Even though done quietly, their charity work within and outside the church is an open secret. For a long time, Mrs. Adoghe was also a marriage course teacher in their parish. Many of her former students still speak glowingly of the time she taught them. She used herself as an example, telling her students the challenges of raising six children (including two set of twins) in her younger days. She spoke about the difficult times when her husband was involved in two near fatal accidents.
In one of those accidents, her daughter, Oyie, narrated how her mother, who broke a collar bone in the accident, dragged out her father, who was unconscious, from the wreckage of the vehicle, while going through terrible pains herself. The accident took part of the scalp and face of Pa. Adoghe and the scars are still very visible. In the midst of that, Pa. Adoghe suffered a devastating stroke. Mrs. Adoghe was there patiently nursing him back to health.
As if their travails were not enough, Pa Adoghe was kidnapped and locked in the car boot some years ago after Mass on a Sunday. But God never allows his children to carry crosses beyond their capacity. While the kidnappers were taking him away, the vehicle slowed down at a point. Adoghe suspected they were at a police checkpoint. He decided to gamble and started kicking the boot. The gamble paid off; he was rescued, while some of the kidnappers were arrested.
The Adoghes are a blessed couple. They successfully raised their six children to become men and women of substance. This is no mean feat because parenting is one of the trickiest aspects of marriage and many parents have the scars of black sheep among their children. It is very easy for people to envy them and forget the travails they have been through.
Many people will readily cling to their glamour and joys, but nobody will want to have anything to do with their grind and travails. There are many marriages and people who would have fallen apart with the kind of travails they had, but not the Adoghes; they are made of steel and sterner stuff. Pa Adoghe certainly has physical challenges as a result of the accident and stroke, but his spirit is unbroken, made of steel. He is a cat with nine lives, a survivor.

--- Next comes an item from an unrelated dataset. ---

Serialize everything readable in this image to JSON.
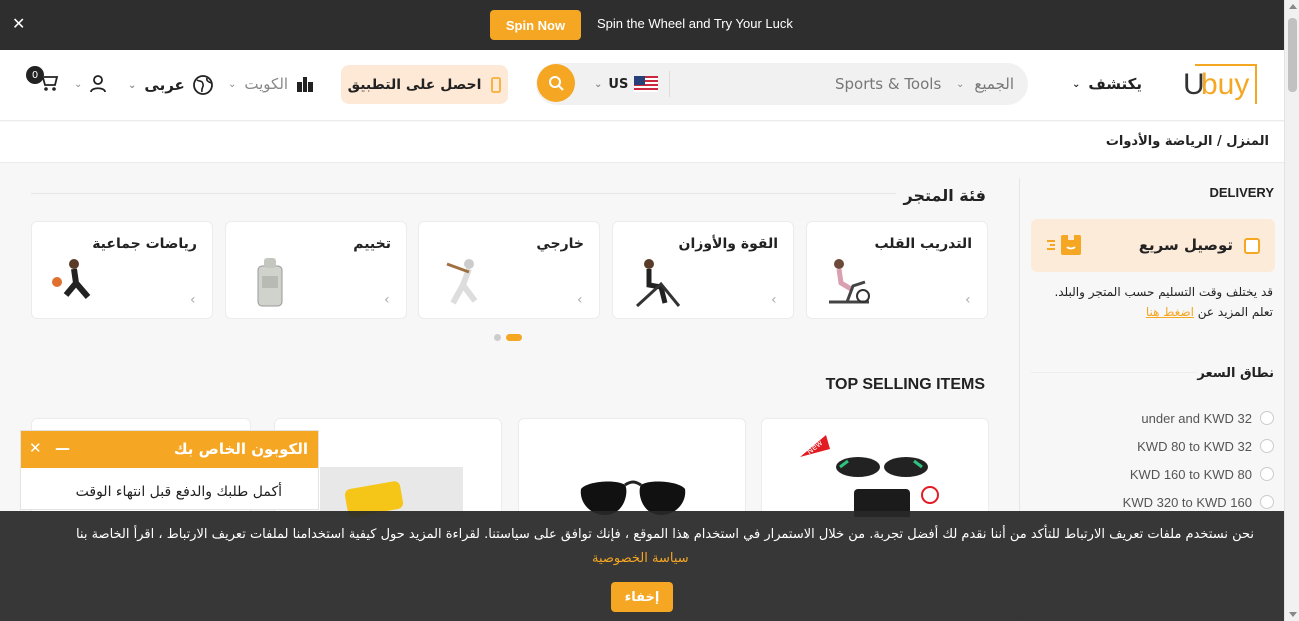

The Adoghes, who are Knight and Lady of St. Mulumba, focus on the sunny side of life without necessarily forgetting the scrappy aspect. This has shaped the way they live. They belong to the high society by any standard, but they are just ordinary folks, very comfortable both with the high and the lowly, rich and poor, young and old. This disposition to life also necessitated them and their children to roll out the drums, in a simple but impressive ceremony, to celebrate their 50th wedding anniversary and 70 birthday of daddy’s “babe,” Mrs. Adoghe. They have every reason to be grateful to God.
The Adoghes are an inspiration to the marriage institution and that is not only because they have been in it for 50 years, a very monumental achievement. They represent all that is good about Christian marriage: selfless and undying love, patience and perseverance, “for better, for worse,” “in sickness and in health” and “to love and cherish always.”
The way they enthusiastically renewed their wedding vows in church during the anniversary Mass showed what everybody already knew: Like good wine, they are just getting better and better. Happy Golden wedding anniversary to this Warri “boy” and his “babe,” and happy 70th birthday, ma. May you both age gracefully in health of body and mind.
- Francis Ewherido, a friend of the family, is a Saturday Vanguard Columnist